Data records for software interfaces
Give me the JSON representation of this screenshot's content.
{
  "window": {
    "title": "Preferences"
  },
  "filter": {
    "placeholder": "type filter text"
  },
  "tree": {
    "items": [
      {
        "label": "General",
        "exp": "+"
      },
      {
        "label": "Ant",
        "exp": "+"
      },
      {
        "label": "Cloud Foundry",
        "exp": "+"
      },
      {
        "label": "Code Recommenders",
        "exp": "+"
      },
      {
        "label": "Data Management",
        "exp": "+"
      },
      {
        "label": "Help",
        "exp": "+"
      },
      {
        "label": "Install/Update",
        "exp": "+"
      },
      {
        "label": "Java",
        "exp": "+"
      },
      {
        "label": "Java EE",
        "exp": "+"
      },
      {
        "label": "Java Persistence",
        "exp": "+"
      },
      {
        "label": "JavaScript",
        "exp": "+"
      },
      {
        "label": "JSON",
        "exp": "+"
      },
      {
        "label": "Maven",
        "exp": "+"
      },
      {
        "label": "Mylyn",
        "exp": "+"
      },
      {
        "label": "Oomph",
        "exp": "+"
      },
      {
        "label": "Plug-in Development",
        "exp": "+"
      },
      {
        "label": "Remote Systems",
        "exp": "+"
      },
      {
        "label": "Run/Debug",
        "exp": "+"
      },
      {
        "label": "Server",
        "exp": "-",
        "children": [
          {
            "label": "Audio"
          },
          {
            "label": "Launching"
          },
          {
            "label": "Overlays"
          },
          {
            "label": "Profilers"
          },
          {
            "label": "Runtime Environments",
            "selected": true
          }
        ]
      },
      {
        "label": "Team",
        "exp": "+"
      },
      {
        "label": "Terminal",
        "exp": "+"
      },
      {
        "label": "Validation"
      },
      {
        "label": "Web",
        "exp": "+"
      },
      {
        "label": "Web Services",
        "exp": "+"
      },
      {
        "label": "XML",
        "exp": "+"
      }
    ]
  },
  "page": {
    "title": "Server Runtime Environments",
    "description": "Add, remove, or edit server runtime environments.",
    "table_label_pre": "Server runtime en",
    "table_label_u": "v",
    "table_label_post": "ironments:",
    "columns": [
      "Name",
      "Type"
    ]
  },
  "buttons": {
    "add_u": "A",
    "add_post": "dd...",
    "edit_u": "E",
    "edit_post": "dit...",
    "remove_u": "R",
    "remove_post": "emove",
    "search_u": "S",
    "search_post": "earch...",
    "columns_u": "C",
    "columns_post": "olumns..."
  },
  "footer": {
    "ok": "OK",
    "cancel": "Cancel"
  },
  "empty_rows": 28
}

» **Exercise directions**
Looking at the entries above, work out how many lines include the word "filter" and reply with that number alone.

» **Solution**
2